--- DATA SHOWN ---
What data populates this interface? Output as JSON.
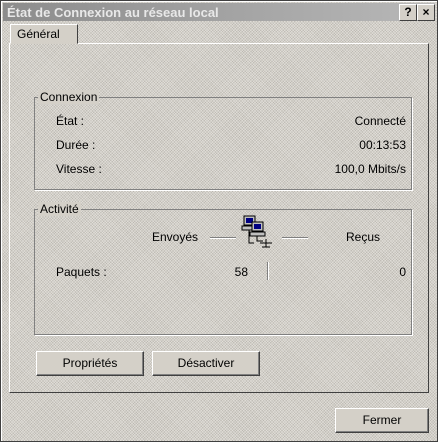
{
  "window": {
    "title": "État de Connexion au réseau local",
    "help_label": "?",
    "close_label": "×"
  },
  "tabs": [
    {
      "label": "Général"
    }
  ],
  "connection": {
    "legend": "Connexion",
    "rows": [
      {
        "label": "État :",
        "value": "Connecté"
      },
      {
        "label": "Durée :",
        "value": "00:13:53"
      },
      {
        "label": "Vitesse :",
        "value": "100,0 Mbits/s"
      }
    ]
  },
  "activity": {
    "legend": "Activité",
    "sent_label": "Envoyés",
    "received_label": "Reçus",
    "packets_label": "Paquets :",
    "packets_sent": "58",
    "packets_received": "0"
  },
  "buttons": {
    "properties": "Propriétés",
    "disable": "Désactiver",
    "close": "Fermer"
  }
}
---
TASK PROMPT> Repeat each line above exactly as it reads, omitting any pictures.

ANSWER FOR THE TASK>
What data populates this interface? Output as JSON.
{
  "window": {
    "title": "État de Connexion au réseau local",
    "help_label": "?",
    "close_label": "×"
  },
  "tabs": [
    {
      "label": "Général"
    }
  ],
  "connection": {
    "legend": "Connexion",
    "rows": [
      {
        "label": "État :",
        "value": "Connecté"
      },
      {
        "label": "Durée :",
        "value": "00:13:53"
      },
      {
        "label": "Vitesse :",
        "value": "100,0 Mbits/s"
      }
    ]
  },
  "activity": {
    "legend": "Activité",
    "sent_label": "Envoyés",
    "received_label": "Reçus",
    "packets_label": "Paquets :",
    "packets_sent": "58",
    "packets_received": "0"
  },
  "buttons": {
    "properties": "Propriétés",
    "disable": "Désactiver",
    "close": "Fermer"
  }
}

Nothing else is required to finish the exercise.